In a few years, we might all be asked where we were when Kim Kardashian shared video of Kanye West and Taylor Swift's phone call that happened before West released his song "Famous." In Kardashian's GQ profile this past June, she said she was upset with Swift's negative reaction to the lyrics of the song, because West spoke to her about it previously and she approved. Meanwhile, Swift maintains that she didn't approve the part of the song where he refers to her as "b*tch." This is the kind of stuff pop culture legends are made of. While I watched the Snapchat videos, I laughed, got uncomfortable, and gasped out loud, but I also noticed and wondered about another small detail: Who was the bearded man next to West in Kardashian's Snapchat?
For just a brief moment in the beginning of the recording, the shot moves up from West's phone and we see a quick, grainy flash of a man lying down, seemingly unbothered and unimpressed by this pop culture moment happening before him. Or maybe he was sleeping? Either way, he had better things to do, because it turns out, this bearded man is none other than music producer legend himself Rick Rubin, which makes this all the more funny.
As the Twitter world was exploding when Kardashian's Snapchats first got released, a few people were eager to figure out who the man was. Was he a ghost? Why didn't he realize the magnitude of this? Well, Rubin is a music producer who has worked with virtually every big artist from every single genre, from Slayer to Adele.

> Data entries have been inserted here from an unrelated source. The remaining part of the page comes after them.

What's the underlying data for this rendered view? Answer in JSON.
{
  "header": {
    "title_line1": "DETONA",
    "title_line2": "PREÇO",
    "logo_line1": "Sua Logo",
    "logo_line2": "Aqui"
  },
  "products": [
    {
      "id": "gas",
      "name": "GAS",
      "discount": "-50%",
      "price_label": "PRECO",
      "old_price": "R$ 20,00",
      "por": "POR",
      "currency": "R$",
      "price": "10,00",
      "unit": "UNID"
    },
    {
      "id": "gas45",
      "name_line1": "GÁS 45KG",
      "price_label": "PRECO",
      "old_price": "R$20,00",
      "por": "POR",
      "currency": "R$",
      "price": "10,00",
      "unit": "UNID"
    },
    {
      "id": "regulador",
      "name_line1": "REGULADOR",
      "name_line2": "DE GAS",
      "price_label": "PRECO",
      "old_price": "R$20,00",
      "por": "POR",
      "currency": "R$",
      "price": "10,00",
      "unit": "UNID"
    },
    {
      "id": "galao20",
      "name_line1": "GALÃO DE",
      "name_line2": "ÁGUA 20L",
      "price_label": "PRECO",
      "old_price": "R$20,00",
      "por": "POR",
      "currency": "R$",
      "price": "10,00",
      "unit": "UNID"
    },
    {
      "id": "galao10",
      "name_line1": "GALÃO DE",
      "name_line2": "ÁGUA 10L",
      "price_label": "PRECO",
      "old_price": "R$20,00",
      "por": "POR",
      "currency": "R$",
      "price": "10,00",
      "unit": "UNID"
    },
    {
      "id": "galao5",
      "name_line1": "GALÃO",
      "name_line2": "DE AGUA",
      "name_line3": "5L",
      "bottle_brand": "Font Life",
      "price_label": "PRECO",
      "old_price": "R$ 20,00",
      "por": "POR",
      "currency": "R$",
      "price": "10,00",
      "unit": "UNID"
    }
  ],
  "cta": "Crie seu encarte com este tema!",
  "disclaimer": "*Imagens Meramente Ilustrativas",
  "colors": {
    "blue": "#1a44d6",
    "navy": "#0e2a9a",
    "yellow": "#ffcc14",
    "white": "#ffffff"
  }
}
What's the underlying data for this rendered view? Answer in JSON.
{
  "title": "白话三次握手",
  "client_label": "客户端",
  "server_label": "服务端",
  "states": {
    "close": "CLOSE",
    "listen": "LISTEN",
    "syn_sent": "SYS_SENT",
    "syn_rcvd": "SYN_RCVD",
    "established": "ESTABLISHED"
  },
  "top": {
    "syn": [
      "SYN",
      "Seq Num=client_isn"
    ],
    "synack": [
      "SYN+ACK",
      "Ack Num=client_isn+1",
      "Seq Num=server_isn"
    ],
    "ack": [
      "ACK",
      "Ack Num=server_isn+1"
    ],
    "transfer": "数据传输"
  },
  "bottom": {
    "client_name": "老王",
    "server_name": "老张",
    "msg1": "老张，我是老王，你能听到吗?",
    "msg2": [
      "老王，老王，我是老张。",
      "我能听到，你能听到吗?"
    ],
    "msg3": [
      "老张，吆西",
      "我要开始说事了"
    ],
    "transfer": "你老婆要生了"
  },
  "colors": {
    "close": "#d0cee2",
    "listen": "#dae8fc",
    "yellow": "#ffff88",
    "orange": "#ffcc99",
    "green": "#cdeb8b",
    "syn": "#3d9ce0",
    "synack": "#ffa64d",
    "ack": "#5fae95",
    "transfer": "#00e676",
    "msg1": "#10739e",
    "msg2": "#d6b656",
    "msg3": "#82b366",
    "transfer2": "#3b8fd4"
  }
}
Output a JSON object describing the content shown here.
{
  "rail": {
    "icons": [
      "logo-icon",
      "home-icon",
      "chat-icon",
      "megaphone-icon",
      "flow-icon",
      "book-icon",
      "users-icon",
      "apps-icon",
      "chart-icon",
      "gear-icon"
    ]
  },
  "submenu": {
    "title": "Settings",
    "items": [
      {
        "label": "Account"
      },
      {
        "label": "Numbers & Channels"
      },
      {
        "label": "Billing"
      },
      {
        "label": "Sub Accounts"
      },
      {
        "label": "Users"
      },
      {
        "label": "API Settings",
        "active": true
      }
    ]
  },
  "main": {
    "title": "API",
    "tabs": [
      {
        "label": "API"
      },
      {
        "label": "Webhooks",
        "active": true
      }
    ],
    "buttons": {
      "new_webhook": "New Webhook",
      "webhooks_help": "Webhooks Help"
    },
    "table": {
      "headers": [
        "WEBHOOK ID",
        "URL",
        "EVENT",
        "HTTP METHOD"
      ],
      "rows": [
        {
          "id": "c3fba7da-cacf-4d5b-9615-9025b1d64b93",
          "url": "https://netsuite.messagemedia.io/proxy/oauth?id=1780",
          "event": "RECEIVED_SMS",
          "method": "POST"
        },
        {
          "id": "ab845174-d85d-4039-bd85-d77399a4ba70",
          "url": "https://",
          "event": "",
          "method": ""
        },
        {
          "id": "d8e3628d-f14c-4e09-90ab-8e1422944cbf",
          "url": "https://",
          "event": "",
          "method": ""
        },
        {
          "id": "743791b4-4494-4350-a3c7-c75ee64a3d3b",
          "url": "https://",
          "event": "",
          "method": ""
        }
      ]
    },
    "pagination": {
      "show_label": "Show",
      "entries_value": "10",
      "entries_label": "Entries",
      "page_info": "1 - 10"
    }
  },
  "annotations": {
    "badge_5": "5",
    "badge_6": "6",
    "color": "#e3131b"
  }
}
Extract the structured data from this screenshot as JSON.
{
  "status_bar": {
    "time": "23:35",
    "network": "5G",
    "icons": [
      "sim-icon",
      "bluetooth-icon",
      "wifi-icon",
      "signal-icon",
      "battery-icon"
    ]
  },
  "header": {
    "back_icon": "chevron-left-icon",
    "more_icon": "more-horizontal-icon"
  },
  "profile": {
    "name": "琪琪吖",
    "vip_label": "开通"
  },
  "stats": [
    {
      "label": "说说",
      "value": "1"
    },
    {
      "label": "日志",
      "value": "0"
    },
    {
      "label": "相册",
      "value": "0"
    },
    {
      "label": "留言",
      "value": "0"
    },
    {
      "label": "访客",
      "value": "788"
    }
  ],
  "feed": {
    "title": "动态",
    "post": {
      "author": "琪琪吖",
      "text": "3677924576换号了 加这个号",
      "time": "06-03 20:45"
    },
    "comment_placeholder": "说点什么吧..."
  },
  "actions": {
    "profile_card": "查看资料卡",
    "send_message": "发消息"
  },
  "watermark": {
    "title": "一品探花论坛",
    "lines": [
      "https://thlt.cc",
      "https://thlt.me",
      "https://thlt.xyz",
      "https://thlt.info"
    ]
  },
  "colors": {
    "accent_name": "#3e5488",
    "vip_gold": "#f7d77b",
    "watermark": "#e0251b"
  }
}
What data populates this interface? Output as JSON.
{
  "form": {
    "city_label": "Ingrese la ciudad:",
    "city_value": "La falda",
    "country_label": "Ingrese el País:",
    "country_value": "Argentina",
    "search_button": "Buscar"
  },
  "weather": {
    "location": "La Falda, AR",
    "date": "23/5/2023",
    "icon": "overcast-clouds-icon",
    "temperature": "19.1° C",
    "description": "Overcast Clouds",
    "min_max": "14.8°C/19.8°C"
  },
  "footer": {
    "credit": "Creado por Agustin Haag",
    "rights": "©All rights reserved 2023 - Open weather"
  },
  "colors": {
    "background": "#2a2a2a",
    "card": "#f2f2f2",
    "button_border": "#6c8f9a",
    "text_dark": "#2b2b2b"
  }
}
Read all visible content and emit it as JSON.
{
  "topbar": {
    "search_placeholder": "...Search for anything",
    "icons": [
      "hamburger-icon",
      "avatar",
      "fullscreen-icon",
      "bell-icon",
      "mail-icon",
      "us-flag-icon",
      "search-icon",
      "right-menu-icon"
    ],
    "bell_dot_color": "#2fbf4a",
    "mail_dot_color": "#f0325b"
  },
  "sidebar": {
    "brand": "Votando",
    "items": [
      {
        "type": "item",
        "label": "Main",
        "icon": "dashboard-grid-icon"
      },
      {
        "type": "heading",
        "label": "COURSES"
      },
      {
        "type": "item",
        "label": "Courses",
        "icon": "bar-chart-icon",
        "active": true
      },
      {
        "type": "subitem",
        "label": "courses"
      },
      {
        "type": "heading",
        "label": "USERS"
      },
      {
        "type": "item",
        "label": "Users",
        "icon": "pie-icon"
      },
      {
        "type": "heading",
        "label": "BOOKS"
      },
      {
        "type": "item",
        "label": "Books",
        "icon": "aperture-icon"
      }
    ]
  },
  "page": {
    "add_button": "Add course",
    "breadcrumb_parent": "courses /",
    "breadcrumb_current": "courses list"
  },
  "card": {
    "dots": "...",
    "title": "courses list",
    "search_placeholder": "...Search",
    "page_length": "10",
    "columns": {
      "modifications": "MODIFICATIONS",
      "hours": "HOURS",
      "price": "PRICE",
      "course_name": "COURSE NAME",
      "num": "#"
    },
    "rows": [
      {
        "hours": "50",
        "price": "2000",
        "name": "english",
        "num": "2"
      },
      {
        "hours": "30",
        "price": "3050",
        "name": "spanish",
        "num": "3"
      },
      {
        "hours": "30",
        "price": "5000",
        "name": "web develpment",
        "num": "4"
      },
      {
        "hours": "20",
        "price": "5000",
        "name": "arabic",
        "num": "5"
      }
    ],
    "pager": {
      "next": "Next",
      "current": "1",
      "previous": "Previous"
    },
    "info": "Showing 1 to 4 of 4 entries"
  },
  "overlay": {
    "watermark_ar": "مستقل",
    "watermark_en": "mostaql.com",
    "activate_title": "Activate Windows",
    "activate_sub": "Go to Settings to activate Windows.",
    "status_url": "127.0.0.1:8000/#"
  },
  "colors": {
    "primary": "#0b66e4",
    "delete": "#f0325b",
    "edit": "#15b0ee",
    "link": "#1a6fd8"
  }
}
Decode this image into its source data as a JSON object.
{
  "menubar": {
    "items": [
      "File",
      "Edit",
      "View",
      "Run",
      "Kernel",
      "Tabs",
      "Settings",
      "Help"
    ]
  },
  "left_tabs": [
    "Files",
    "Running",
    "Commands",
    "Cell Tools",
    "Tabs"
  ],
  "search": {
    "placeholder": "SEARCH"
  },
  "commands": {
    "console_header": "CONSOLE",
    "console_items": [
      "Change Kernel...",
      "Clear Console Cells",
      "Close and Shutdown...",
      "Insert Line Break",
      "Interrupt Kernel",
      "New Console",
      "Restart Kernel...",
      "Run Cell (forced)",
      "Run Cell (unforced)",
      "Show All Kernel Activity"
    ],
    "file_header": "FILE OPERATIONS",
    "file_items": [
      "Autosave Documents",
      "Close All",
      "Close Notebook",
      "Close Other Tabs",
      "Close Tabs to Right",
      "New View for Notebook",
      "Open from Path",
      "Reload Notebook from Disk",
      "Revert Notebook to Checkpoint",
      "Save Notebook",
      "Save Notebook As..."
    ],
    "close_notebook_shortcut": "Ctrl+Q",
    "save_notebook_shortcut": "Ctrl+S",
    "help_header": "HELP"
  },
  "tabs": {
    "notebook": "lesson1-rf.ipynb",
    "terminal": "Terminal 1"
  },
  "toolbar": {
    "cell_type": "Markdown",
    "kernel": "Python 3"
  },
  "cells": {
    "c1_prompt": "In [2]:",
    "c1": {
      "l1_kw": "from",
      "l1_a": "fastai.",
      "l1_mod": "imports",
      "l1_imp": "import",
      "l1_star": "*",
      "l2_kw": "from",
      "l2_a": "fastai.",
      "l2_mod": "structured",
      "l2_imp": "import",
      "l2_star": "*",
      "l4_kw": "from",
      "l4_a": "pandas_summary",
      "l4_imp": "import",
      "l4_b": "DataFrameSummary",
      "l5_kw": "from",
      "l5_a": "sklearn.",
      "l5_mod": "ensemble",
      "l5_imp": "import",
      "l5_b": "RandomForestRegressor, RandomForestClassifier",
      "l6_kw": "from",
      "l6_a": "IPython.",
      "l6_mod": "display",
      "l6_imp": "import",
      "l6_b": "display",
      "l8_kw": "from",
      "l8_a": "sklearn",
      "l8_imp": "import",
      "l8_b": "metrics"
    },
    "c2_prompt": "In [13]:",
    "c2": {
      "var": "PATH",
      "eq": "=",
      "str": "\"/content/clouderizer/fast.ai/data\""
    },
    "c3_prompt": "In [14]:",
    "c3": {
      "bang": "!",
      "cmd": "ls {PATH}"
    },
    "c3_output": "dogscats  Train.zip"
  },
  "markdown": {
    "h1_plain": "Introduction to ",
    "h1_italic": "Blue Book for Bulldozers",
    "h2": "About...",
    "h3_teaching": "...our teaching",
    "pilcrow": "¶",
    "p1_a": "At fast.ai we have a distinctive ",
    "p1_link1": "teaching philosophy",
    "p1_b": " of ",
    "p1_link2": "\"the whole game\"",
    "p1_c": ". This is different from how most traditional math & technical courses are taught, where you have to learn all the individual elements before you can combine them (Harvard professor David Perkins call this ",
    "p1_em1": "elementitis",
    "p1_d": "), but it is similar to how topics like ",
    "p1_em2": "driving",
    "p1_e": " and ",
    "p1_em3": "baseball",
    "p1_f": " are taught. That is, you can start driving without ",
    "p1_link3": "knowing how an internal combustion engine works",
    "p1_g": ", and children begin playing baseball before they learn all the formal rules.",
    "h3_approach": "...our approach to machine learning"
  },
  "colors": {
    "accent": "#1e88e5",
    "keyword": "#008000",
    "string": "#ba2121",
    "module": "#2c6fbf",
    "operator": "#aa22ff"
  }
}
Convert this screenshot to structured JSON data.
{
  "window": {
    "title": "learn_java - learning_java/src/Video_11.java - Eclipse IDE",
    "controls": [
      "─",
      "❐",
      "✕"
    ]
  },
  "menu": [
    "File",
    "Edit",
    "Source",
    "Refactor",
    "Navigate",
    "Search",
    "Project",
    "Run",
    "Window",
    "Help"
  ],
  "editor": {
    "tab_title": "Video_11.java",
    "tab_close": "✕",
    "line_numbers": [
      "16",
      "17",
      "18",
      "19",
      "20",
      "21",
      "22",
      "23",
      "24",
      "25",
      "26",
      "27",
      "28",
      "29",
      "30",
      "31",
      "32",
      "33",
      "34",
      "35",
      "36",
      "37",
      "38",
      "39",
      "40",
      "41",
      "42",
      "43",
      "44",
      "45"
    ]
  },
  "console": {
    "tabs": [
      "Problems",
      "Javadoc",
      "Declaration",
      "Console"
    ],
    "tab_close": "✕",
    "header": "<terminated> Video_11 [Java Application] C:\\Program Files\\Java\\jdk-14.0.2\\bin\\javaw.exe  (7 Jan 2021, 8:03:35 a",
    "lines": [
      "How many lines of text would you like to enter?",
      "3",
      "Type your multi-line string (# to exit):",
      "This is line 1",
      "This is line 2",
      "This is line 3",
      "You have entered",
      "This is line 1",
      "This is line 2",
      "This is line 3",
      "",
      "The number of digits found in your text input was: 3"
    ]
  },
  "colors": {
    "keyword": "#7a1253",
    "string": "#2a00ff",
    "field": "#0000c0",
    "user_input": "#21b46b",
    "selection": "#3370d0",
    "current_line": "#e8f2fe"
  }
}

Rubin co-founded Def Jam Records when he was still a student at New York University, and eventually joined forces with Russell Simmons. They parted ways in the late '80s, and Rubin moved to Los Angeles to start American Recordings, working with many hard rock and metal acts, but never losing his hip- op roots throughout the years. In 2013, Rubin famously helped West produce and "strip down" his Yeezus album, only two weeks before its release, so he knows a thing or two about working with West. Rubin told Rolling Stone of their time in the studio, "We ended up working probably 15 days, 16 days, long hours, no days off, 15 hours a day. I was panicked the whole time." Somehow, he still signed on to help produce some tracks on The Life of Pablo, which explains why he was there, in the studio with West, chilling on the couch.
In fact, The Independent published an entire article in February about Rubin's propensity to chill hard in the studio, titled, "A Brief History of Rick Rubin Lying Down," which I now wish I would've thought of, to be honest. So it turns out that Rubin lying down is a thing that just happens in the music biz, and now everyone knows for sure that Rubin is just too cool for any of these shenanigans.
Cheers to Rick Rubin: My summer goals, unbothered goals, nap goals, and lounging goals.